- This dough has 80% hydration, which means it will be very sticky, even after the kneading and rising is completed. It is vital that you add the proper amount of liquid, or you will have a dense and stodgy bread. Focaccia should have an open, irregular crumb structure (large air holes), and that is only produced by a wet dough that has been sufficiently kneaded and properly proved.
- This recipe makes a very tall, round focaccia to use as a sandwich bread, which is not the traditional shape. If you would like to make a thinner, rectangular focaccia, simply tip the dough into a greased 11x17-inch cookie tray and use your fingers to press the dough all the way to the edges of the tray. Prove as directed, and shorten the baking time to 20 minutes.
- If you are not eating all of the focaccia in one day, its best to freeze it to keep it at its freshest. Pre-slice the bread for ease and seal it inside of a freezer friendly zip top bag. Freeze for up to one month. Defrost at room temperature or in the microwave.
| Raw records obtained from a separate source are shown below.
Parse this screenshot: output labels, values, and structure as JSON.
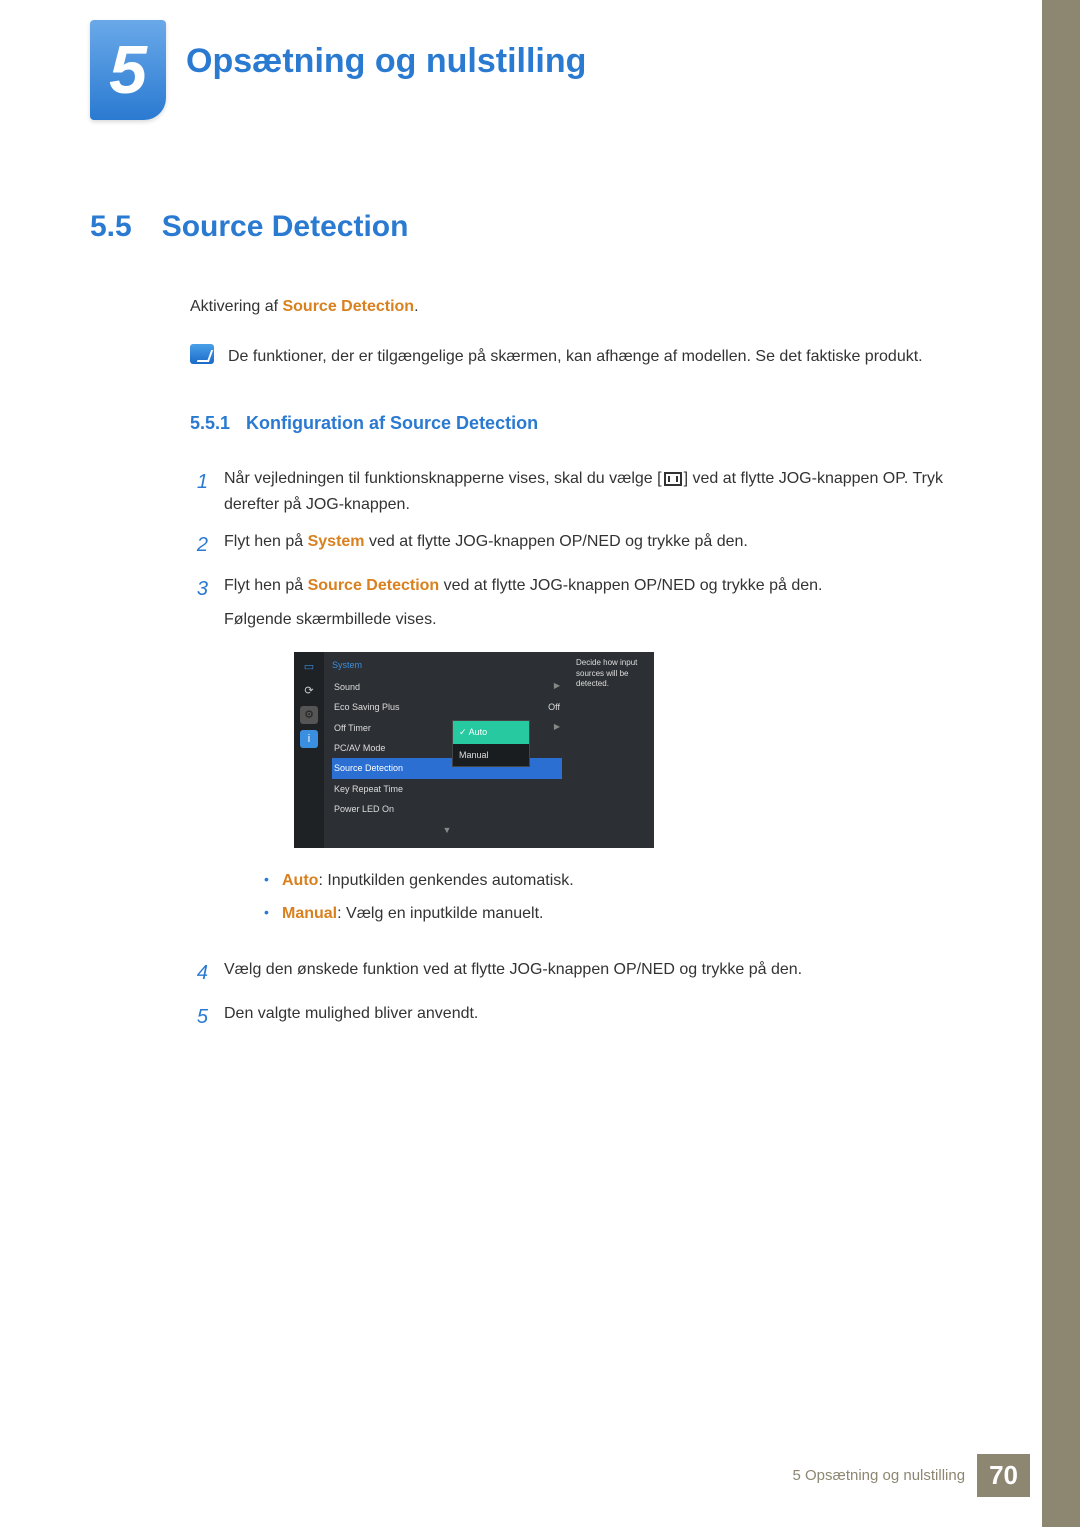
{
  "chapter": {
    "number": "5",
    "title": "Opsætning og nulstilling"
  },
  "section": {
    "number": "5.5",
    "title": "Source Detection"
  },
  "intro": {
    "prefix": "Aktivering af ",
    "term": "Source Detection",
    "suffix": "."
  },
  "note": "De funktioner, der er tilgængelige på skærmen, kan afhænge af modellen. Se det faktiske produkt.",
  "subsection": {
    "number": "5.5.1",
    "title": "Konfiguration af Source Detection"
  },
  "steps": {
    "s1a": "Når vejledningen til funktionsknapperne vises, skal du vælge [",
    "s1b": "] ved at flytte JOG-knappen OP. Tryk derefter på JOG-knappen.",
    "s2a": "Flyt hen på ",
    "s2term": "System",
    "s2b": " ved at flytte JOG-knappen OP/NED og trykke på den.",
    "s3a": "Flyt hen på ",
    "s3term": "Source Detection",
    "s3b": " ved at flytte JOG-knappen OP/NED og trykke på den.",
    "s3c": "Følgende skærmbillede vises.",
    "s4": "Vælg den ønskede funktion ved at flytte JOG-knappen OP/NED og trykke på den.",
    "s5": "Den valgte mulighed bliver anvendt."
  },
  "osd": {
    "title": "System",
    "rows": [
      {
        "label": "Sound",
        "value": "",
        "arrow": "▶"
      },
      {
        "label": "Eco Saving Plus",
        "value": "Off",
        "arrow": ""
      },
      {
        "label": "Off Timer",
        "value": "",
        "arrow": "▶"
      },
      {
        "label": "PC/AV Mode",
        "value": "",
        "arrow": ""
      },
      {
        "label": "Source Detection",
        "value": "",
        "arrow": "",
        "active": true
      },
      {
        "label": "Key Repeat Time",
        "value": "",
        "arrow": ""
      },
      {
        "label": "Power LED On",
        "value": "",
        "arrow": ""
      }
    ],
    "popup": {
      "selected": "Auto",
      "opt1": "Auto",
      "opt2": "Manual",
      "check": "✓"
    },
    "desc": "Decide how input sources will be detected."
  },
  "bullets": {
    "b1term": "Auto",
    "b1txt": ": Inputkilden genkendes automatisk.",
    "b2term": "Manual",
    "b2txt": ": Vælg en inputkilde manuelt."
  },
  "footer": {
    "text": "5 Opsætning og nulstilling",
    "page": "70"
  }
}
- If you are using the focaccia bread to make sandwiches, slice it in half lengthwise with a sharp serrated knife, then cut it into triangles. To make croutons, cut the bread in half lengthwise, then slice in strips. Cut the strips crosswise to create cubes.
Serving sizes and nutritional information are only an estimate and may vary from your results.
The dough is airy, and the crust is crunchy. This bread smells wonderful, and has just the right amount of black pepper. Dipped in extra virgin olive oil, it tastes amazing!
I'm so glad you enjoyed the focaccia, Alex!
The bread is soft with a crunchy crust. The salt is the perfect topping, and I love how good it tastes with the pepper in the bread. I like to dip it in oil. Focaccia is one of my favorite breads!
I'm so glad to hear this, Beth!